### What to produce:
Report the count of lines containing the word "location" in these records, with no other text.

◇ ◇ ◇

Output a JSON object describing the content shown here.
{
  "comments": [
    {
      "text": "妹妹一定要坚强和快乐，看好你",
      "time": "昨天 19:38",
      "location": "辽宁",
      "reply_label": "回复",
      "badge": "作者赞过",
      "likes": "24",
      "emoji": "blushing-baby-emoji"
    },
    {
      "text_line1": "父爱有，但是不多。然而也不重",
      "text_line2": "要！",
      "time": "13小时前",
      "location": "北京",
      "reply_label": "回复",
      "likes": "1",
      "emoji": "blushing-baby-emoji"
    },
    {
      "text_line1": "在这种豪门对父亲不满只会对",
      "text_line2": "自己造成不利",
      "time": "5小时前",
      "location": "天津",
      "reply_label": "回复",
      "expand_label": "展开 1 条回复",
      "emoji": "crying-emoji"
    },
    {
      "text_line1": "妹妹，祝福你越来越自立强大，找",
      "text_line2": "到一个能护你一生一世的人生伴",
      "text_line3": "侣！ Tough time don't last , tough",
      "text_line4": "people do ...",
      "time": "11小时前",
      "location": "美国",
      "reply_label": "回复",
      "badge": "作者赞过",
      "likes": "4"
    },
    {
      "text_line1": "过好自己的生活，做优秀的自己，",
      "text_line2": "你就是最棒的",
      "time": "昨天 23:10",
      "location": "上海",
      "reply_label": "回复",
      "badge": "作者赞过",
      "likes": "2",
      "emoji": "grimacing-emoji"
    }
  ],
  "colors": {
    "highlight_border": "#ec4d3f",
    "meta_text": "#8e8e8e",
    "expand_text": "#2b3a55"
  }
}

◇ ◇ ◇

### Result of this exercise:
5